Making toast on the stovetop has always been a challenge for me. More often than not, I’d extricate a charred remain of what was meant to be honey toast, or I’d underheat the bread, resulting in a stubbornly un-melted chunk o’ butter sitting atop each slice.
Well, here’s the low-down on all that.
get some heat momentum
Meaning? Heat your pan up (with the lid on) enough so that when you stick your bread in it will absorb a bunch of heat from both the surrounding air and from the pan’s base itself. Keep the lid on when cooking as much as possible to maintain higher heat. However, make sure you lower that dial to medium or medium-low once your toast is in the pan.
You don’t want to burn your toast, so keep an eye on things.
flip n’ butter
I usually butter my toast a minute or so after placing it on the pan. Make sure to butter the side that was JUST touching your pan’s base for ultimate melt-age. You could also butter both sides, if you’re feeling particularly Deen-y.
- Blue Cheese-Mushroom Sandwiches with Cilantro-Garlic Aioli
I used to hate blue cheese. And mushrooms. And cilantro. My misguided past has been set aside, because all three harmonize beautifully on this sandwich inspired by la cuisine francaise.
a few slices of bread
two large mushrooms (3″ in diameter or larger)
crumbles of blue cheese
a bit of olive oil, if so desired
for the aioli I use:
a bit of broth or other liquid if desired (I find this helps add volume, spreadability, and easier blending experiences)

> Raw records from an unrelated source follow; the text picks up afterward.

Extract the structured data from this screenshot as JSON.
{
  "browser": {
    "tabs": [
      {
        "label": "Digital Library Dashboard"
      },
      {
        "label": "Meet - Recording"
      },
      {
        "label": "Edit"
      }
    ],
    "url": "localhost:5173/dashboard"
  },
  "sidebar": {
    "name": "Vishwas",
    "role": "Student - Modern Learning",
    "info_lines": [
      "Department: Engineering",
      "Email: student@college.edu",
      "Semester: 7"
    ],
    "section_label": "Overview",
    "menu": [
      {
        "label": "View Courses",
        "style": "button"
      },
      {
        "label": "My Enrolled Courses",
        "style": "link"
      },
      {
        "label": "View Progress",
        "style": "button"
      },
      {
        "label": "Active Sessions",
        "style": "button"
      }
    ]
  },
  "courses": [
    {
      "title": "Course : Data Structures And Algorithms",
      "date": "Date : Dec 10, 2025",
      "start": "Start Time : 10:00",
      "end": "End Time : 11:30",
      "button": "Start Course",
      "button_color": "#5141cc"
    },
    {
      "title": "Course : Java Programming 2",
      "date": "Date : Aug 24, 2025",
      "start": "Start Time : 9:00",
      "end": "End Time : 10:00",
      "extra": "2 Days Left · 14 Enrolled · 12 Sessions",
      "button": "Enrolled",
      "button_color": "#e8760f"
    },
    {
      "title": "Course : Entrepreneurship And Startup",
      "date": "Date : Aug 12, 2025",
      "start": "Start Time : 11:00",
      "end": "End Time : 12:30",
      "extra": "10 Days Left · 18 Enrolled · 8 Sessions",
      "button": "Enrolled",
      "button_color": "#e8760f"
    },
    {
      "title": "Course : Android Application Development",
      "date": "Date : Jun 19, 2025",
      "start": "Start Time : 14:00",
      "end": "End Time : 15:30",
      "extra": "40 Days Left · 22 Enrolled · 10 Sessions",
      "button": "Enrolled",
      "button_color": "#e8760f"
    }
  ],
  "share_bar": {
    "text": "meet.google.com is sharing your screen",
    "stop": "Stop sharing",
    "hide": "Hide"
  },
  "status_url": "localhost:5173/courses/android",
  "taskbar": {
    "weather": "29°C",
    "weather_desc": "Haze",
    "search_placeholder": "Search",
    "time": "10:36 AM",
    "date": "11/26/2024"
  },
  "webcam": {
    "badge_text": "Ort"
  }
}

Just pop the toast on a large shallow pan, after heating as described above. Make a bit of space (if your pan is big enough, or in another pan) and drop the whole mushroom (minus the stem) onto the pan with a bit of olive oil.
When everything’s heated and browning, crumble some blue cheese onto the slices.
Meanwhile, pulse all aioli ingredients into a blender until smooth. Use 1T of mayo per sandwich, and as much or as little of the other ingredients as you wish.
Now, COMPILE! Serve with fresh greens and tomato slices if desired.